On November 30, 2022, the IRS issued Notice 2022-61* (“the Notice”) which provides guidance regarding the prevailing wage and apprenticeship requirements that are effective as of January 29, 2023. For projects that “began” construction prior to January 29th (as defined in “the Notice”), a company can get the enhanced 179D deduction without meeting the prevailing wage and apprenticeship requirements. However, from January 29, 2023 on, the enhanced deduction is only available if the company meets the new requirements.
Prevailing Wage Determinations

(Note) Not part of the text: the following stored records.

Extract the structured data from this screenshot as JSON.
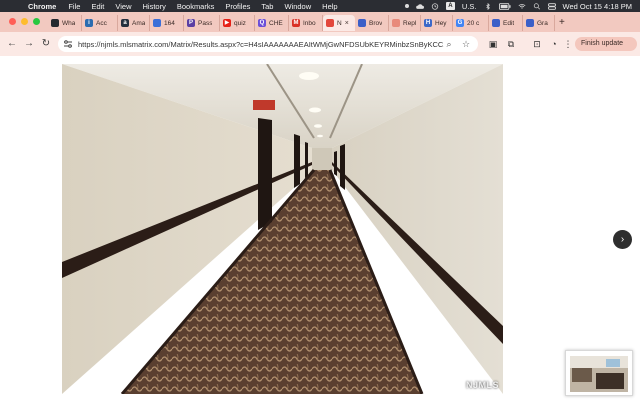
{
  "menubar": {
    "app_name": "Chrome",
    "menus": [
      "File",
      "Edit",
      "View",
      "History",
      "Bookmarks",
      "Profiles",
      "Tab",
      "Window",
      "Help"
    ],
    "input_source": "A",
    "input_region": "U.S.",
    "datetime": "Wed Oct 15  4:18 PM"
  },
  "tabs": [
    {
      "label": "Wha",
      "icon": "github-icon",
      "color": "#24292f",
      "glyph": ""
    },
    {
      "label": "Acc",
      "icon": "info-icon",
      "color": "#2b6cb0",
      "glyph": "i"
    },
    {
      "label": "Ama",
      "icon": "amazon-icon",
      "color": "#232f3e",
      "glyph": "a"
    },
    {
      "label": "164",
      "icon": "cloud-icon",
      "color": "#3b6fd8",
      "glyph": ""
    },
    {
      "label": "Pass",
      "icon": "password-icon",
      "color": "#5b3fa3",
      "glyph": "P"
    },
    {
      "label": "quiz",
      "icon": "youtube-icon",
      "color": "#e62117",
      "glyph": "▶"
    },
    {
      "label": "CHE",
      "icon": "search-q-icon",
      "color": "#6b4fd8",
      "glyph": "Q"
    },
    {
      "label": "Inbo",
      "icon": "gmail-icon",
      "color": "#d93025",
      "glyph": "M"
    },
    {
      "label": "N",
      "icon": "matrix-icon",
      "color": "#e3473b",
      "glyph": "",
      "active": true
    },
    {
      "label": "Brov",
      "icon": "browser-icon",
      "color": "#3b5fc8",
      "glyph": ""
    },
    {
      "label": "Repl",
      "icon": "reply-icon",
      "color": "#e88a7b",
      "glyph": ""
    },
    {
      "label": "Hey",
      "icon": "hey-icon",
      "color": "#3b68c8",
      "glyph": "H"
    },
    {
      "label": "20 c",
      "icon": "google-icon",
      "color": "#4285f4",
      "glyph": "G"
    },
    {
      "label": "Edit",
      "icon": "edit-icon",
      "color": "#3b5fc8",
      "glyph": ""
    },
    {
      "label": "Gra",
      "icon": "grammar-icon",
      "color": "#3b5fc8",
      "glyph": ""
    }
  ],
  "toolbar": {
    "url": "https://njmls.mlsmatrix.com/Matrix/Results.aspx?c=H4sIAAAAAAAEAItWMjGwNFDSUbKEYRMinbzSnByKCC...",
    "update_button": "Finish update"
  },
  "content": {
    "watermark": "NJMLS"
  },
  "colors": {
    "tabstrip": "#f2c9c0",
    "toolbar": "#fbe9e5",
    "menubar": "#2b2d33"
  }
}
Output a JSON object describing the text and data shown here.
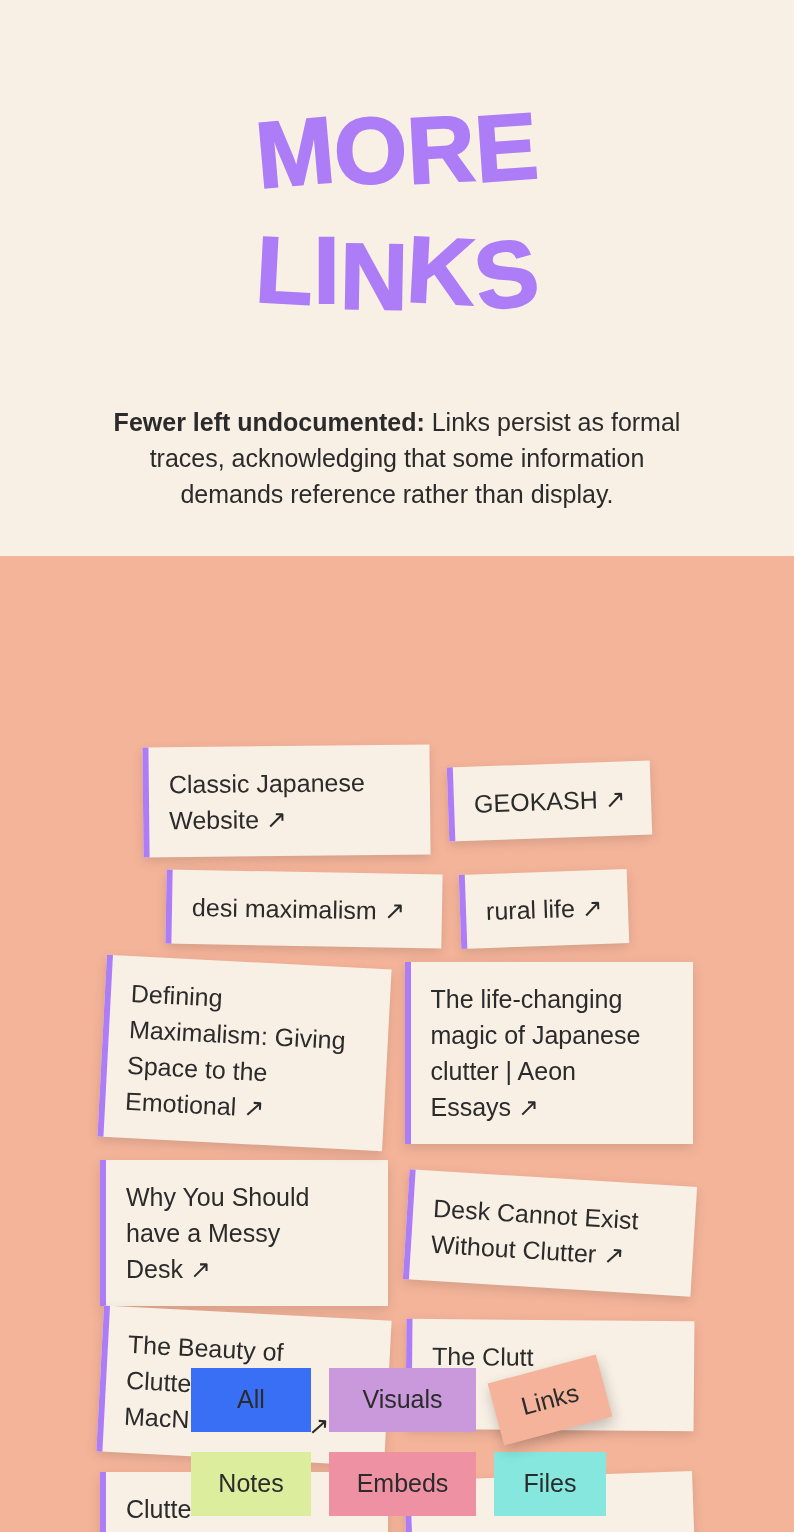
{
  "header": {
    "title_lines": [
      "MORE",
      "LINKS"
    ],
    "intro": "**Fewer left undocumented:** Links persist as formal traces, acknowledging that some information demands reference rather than display."
  },
  "links": [
    {
      "kind": "full",
      "lines": [
        "Classic Japanese",
        "Website ↗"
      ]
    },
    {
      "kind": "full",
      "lines": [
        "GEOKASH ↗"
      ]
    },
    {
      "kind": "full",
      "lines": [
        "desi maximalism ↗"
      ]
    },
    {
      "kind": "full",
      "lines": [
        "rural life ↗"
      ]
    },
    {
      "kind": "full",
      "lines": [
        "Defining",
        "Maximalism: Giving",
        "Space to the",
        "Emotional ↗"
      ]
    },
    {
      "kind": "full",
      "lines": [
        "The life-changing",
        "magic of Japanese",
        "clutter | Aeon",
        "Essays ↗"
      ]
    },
    {
      "kind": "full",
      "lines": [
        "Why You Should",
        "have a Messy",
        "Desk ↗"
      ]
    },
    {
      "kind": "full",
      "lines": [
        "Desk Cannot Exist",
        "Without Clutter ↗"
      ]
    },
    {
      "kind": "partly_hidden",
      "lines": [
        [
          "The Beauty of"
        ],
        [
          "Clutte"
        ],
        [
          "MacN",
          "↗"
        ]
      ]
    },
    {
      "kind": "partly_hidden",
      "lines": [
        [
          "The Clutt"
        ]
      ]
    },
    {
      "kind": "partly_hidden",
      "lines": [
        [
          "Clutte"
        ]
      ]
    },
    {
      "kind": "text_hidden"
    }
  ],
  "filters": [
    {
      "label": "All",
      "color": "#386ff4",
      "selected": false
    },
    {
      "label": "Visuals",
      "color": "#c999db",
      "selected": false
    },
    {
      "label": "Links",
      "color": "#f4b39a",
      "selected": true
    },
    {
      "label": "Notes",
      "color": "#dcee9e",
      "selected": false
    },
    {
      "label": "Embeds",
      "color": "#ee92a3",
      "selected": false
    },
    {
      "label": "Files",
      "color": "#85e7dd",
      "selected": false
    }
  ]
}
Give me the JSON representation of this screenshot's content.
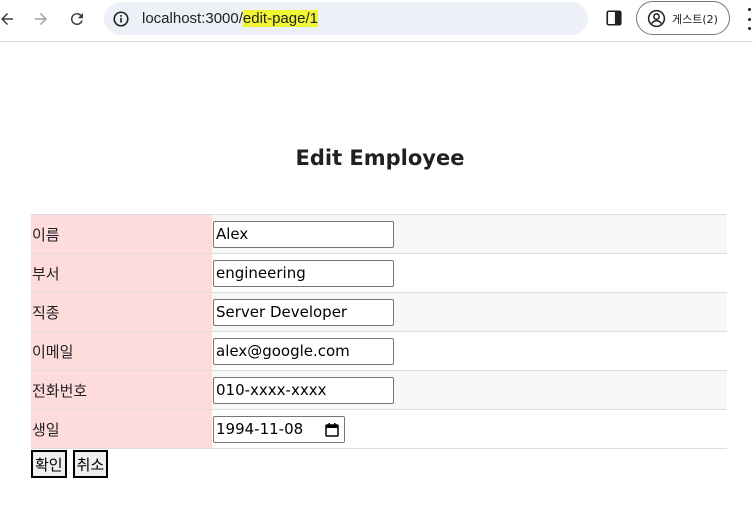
{
  "browser": {
    "url_host": "localhost:3000/",
    "url_path": "edit-page/1",
    "profile_label": "게스트(2)"
  },
  "page": {
    "title": "Edit Employee"
  },
  "form": {
    "rows": [
      {
        "label": "이름",
        "value": "Alex"
      },
      {
        "label": "부서",
        "value": "engineering"
      },
      {
        "label": "직종",
        "value": "Server Developer"
      },
      {
        "label": "이메일",
        "value": "alex@google.com"
      },
      {
        "label": "전화번호",
        "value": "010-xxxx-xxxx"
      },
      {
        "label": "생일",
        "value": "1994-11-08"
      }
    ],
    "confirm_label": "확인",
    "cancel_label": "취소"
  },
  "colors": {
    "label_bg": "#ffdcdc",
    "row_alt_bg": "#f7f7f7",
    "omnibox_bg": "#edf0f7",
    "url_highlight": "#f1f533"
  }
}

The Notice indicates that the prevailing wage rate varies based on factors such as geographic area, type of construction performed and labor classifications for the construction work being done on the project. The Secretary of Labor has published wage determinations at www.sam.gov based on these factors. Taxpayers may rely on the published wage determinations to qualify for the enhanced 179D deduction. In the absence of published guidance for a particular geographic location, type of construction or labor classification, the Notice provides that a taxpayer must contact the Department of Labor (DOL) and request a wage determination based on its facts and circumstances. The prevailing wage requirement applies to all individuals compensated by the taxpayer in exchange for services performed regardless of whether or not the individual is classified as an independent contractor for other tax purposes.
A taxpayer complies with the apprenticeship requirement if a sufficient amount of labor hours are performed by qualified apprentices as a ratio to total labor hours for the project. For 2023, 12.5% of total labor hours must be performed by qualified apprentices. The Notice provides for a Good Faith Effort Exception in which the taxpayer will be considered to have made a good faith effort in requesting qualified apprentices if the taxpayer requests qualified apprentices from a registered apprenticeship program in accordance with usual and customary business practices for registered apprenticeship programs in a particular industry.
Example 1: ABC Engineers (ABC) is engaged by the City of New York (NYC) to design a municipal building. NYC allocates the entire 179D deduction to ABC. The new building is 500,000 square feet. NYC incurs $100 million of costs to place the building into service. ABC implements a design that achieves a 50% enhancement in energy efficiency and meets the requirements for prevailing wage and apprenticeship. ABC is entitled to a $2,680,000 tax deduction (500,000 x $5.36) in the year in which the building is placed in service. If ABC does not meet the prevailing wage requirements, the deduction decreases to $535,000 (500,000 x $1.07).
Example 2: The American Red Cross contracts with Smith Architects to design the construction for their 300,000-square-foot new headquarters at a cost of $60 million. Smith devises a building plan which reduces energy usage by 25% and also meets the requirements for prevailing wage and apprenticeship. Smith will generate a $804,000 tax deduction (300,000 x $2.68). If Smith does not meet the prevailing wage requirements, the deduction decreases to $162,000 (300,000 x $.54).
In conclusion, the enhanced 179D tax benefits will make 179D-compliant projects much more attractive to A/E/C businesses if they can comply with the requirements associated with the enhanced deduction. For more information on how the expanded 179D tax deductions may benefit your company, please reach out to Phillip Ross, Joe Molloy, Marty Arking, or your Anchin Relationship Partner.
*Please note that the IRS issued a correction to Notice 2022-61 on December 7th to change the effective date from January 30th to January 29th.